So, do you want to dual boot Linux and Windows? Well, installing grub is mandatory, as far as I know. Maybe, what you need is install Linux in a USB drive and that way you won't have to mess around with your pc's bootloader and/or install grub in your hard disk which you'll have to if dual booting. The only thing you need to do first is disconnect your internal HDD and have two USB drives; one containing the distro you want to install and the one you're installing it on. Basically, with a few exceptions, almost any distro will install grub whether dual booting or not and no, it's not optional.
 

Alexzee

Well-Known Member
Credits
1,774
Just make sure during your Linux installation that you install grub to the MBR of the HDD of your choice.

If you don't see Windows as an option to boot into after installing Linux just open the Linux terminal and run this command as root:

sudo upgrade-grub

sudo update-grub

The next time your pc boots you should have the option to boot into whatever os you want.
 
Last edited by a moderator:

wizardfromoz

Super Moderator
Staff member
Gold Supporter
Credits
2,791
Alex, I have just modified the above typo

It's sudo update-grub

Cheers

Wizard
 

Nik-Ken-Bah

Well-Known Member
Credits
427
Thanks Fellas @wizardfromoz , @Alexzee
Just did an update that include the kernel and I lost grub and couldn't quite remember the coding I knew it was update grub and threw that into terminal didn't like it, copied the above line and threw that in and now its all sweet again. :):)
 

Vrai
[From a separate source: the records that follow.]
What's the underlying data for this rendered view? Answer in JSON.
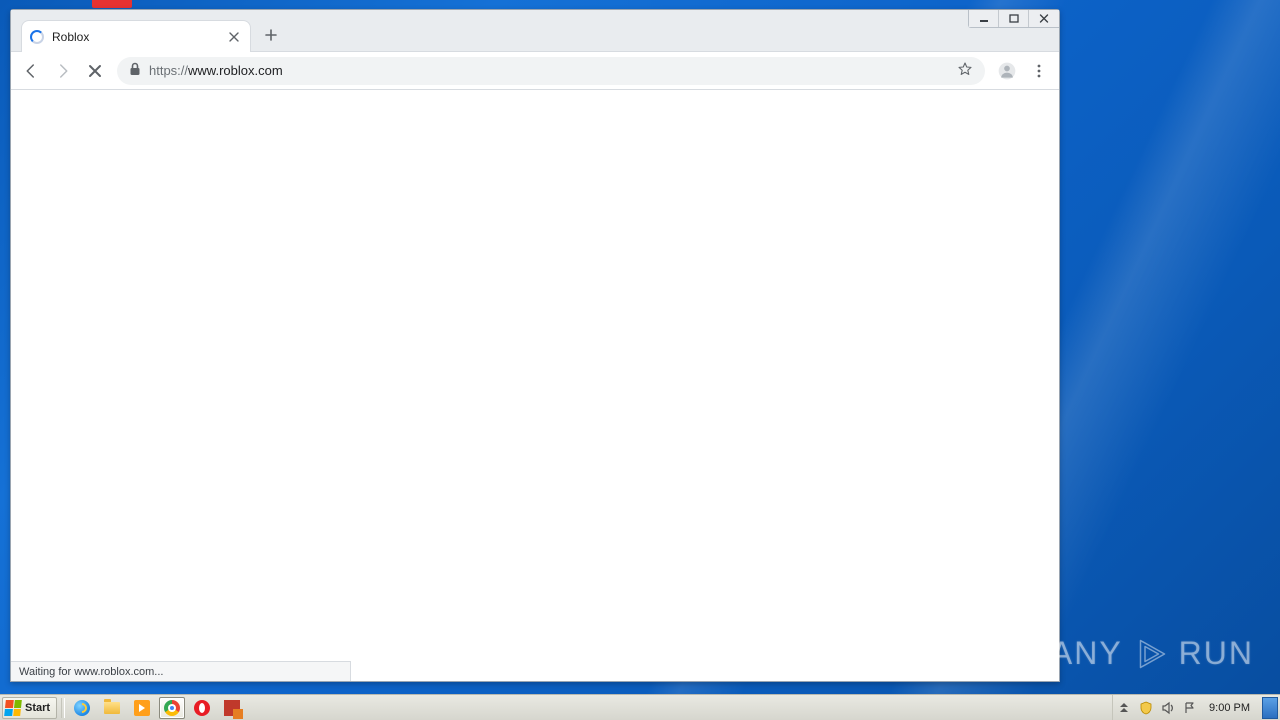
{
  "browser": {
    "tab": {
      "title": "Roblox"
    },
    "address": {
      "scheme": "https://",
      "host": "www.roblox.com",
      "path": ""
    },
    "status_text": "Waiting for www.roblox.com..."
  },
  "watermark": {
    "left": "ANY",
    "right": "RUN"
  },
  "taskbar": {
    "start_label": "Start",
    "clock": "9:00 PM"
  }
}
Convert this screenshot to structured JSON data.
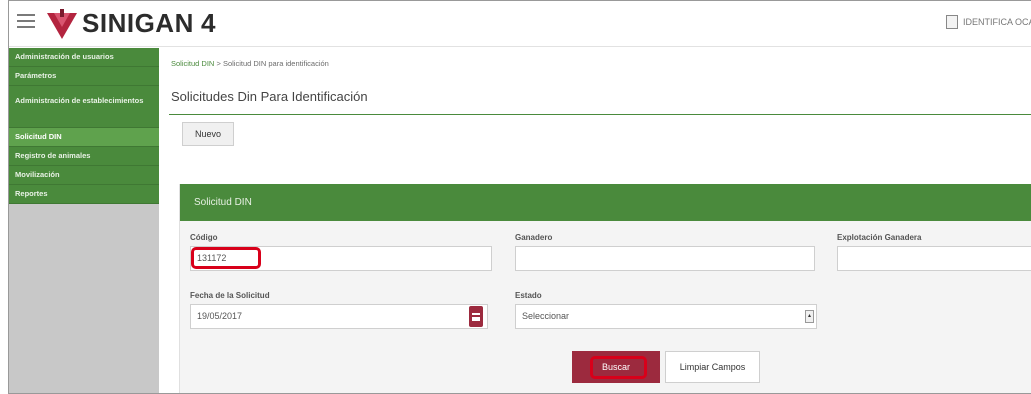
{
  "header": {
    "brand": "SINIGAN",
    "version": "4",
    "user_label": "IDENTIFICA OCAÑ"
  },
  "sidebar": {
    "items": [
      {
        "label": "Administración de usuarios"
      },
      {
        "label": "Parámetros"
      },
      {
        "label": "Administración de establecimientos"
      },
      {
        "label": "Solicitud DIN"
      },
      {
        "label": "Registro de animales"
      },
      {
        "label": "Movilización"
      },
      {
        "label": "Reportes"
      }
    ]
  },
  "breadcrumb": {
    "root": "Solicitud DIN",
    "separator": ">",
    "current": "Solicitud DIN para identificación"
  },
  "page": {
    "title": "Solicitudes Din Para Identificación",
    "new_button": "Nuevo"
  },
  "form": {
    "panel_title": "Solicitud DIN",
    "codigo": {
      "label": "Código",
      "value": "131172"
    },
    "ganadero": {
      "label": "Ganadero",
      "value": ""
    },
    "explotacion": {
      "label": "Explotación Ganadera",
      "value": ""
    },
    "fecha": {
      "label": "Fecha de la Solicitud",
      "value": "19/05/2017"
    },
    "estado": {
      "label": "Estado",
      "selected": "Seleccionar"
    },
    "search_button": "Buscar",
    "clear_button": "Limpiar Campos"
  },
  "colors": {
    "accent_green": "#4a8a3c",
    "button_maroon": "#9c2a3e",
    "highlight_red": "#d8001a"
  }
}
Well-Known Member
Credits
1,519
So that's what I wanted. For example, when we enter the BIOS we have several choices, devices to choose from for boot, be it a cd, dvd, etc. But recently I noticed that windows and even Ubuntu, create a boot that is available to choose when starting the BIOS. But it turns out that during this process grub is installed, and I didn't want to install it, so as not to modify the current system that I use which is Windows 10 for reasons that studies and programs I use. Making an analogy the installation on the USB stick would be more or less that. Install it on a separate partition, without modifying much of the other parts, and just like on the USB stick, I boot to boot whenever I want. I'll post some pictures here later to better understand how my BIOS is doing.
I think I know what you are asking. You want to dual boot Windows and Linux but you do not want the GRUB boot loader to take over or over write your Windows boot loader. Correct? (I use two hard drives and keep Windows boot loader on one and GRUB on the other for this reason).
I'm not sure how that would be done on a single hard drive with partitions for Windows and Linux.
I do know that GRUB does NOT have to be installed in the first 512 bytes reserved for the boot loader but there probably would need to be some sort of 'pointer' to where GRUB is located.
 


Members online


Latest posts

Top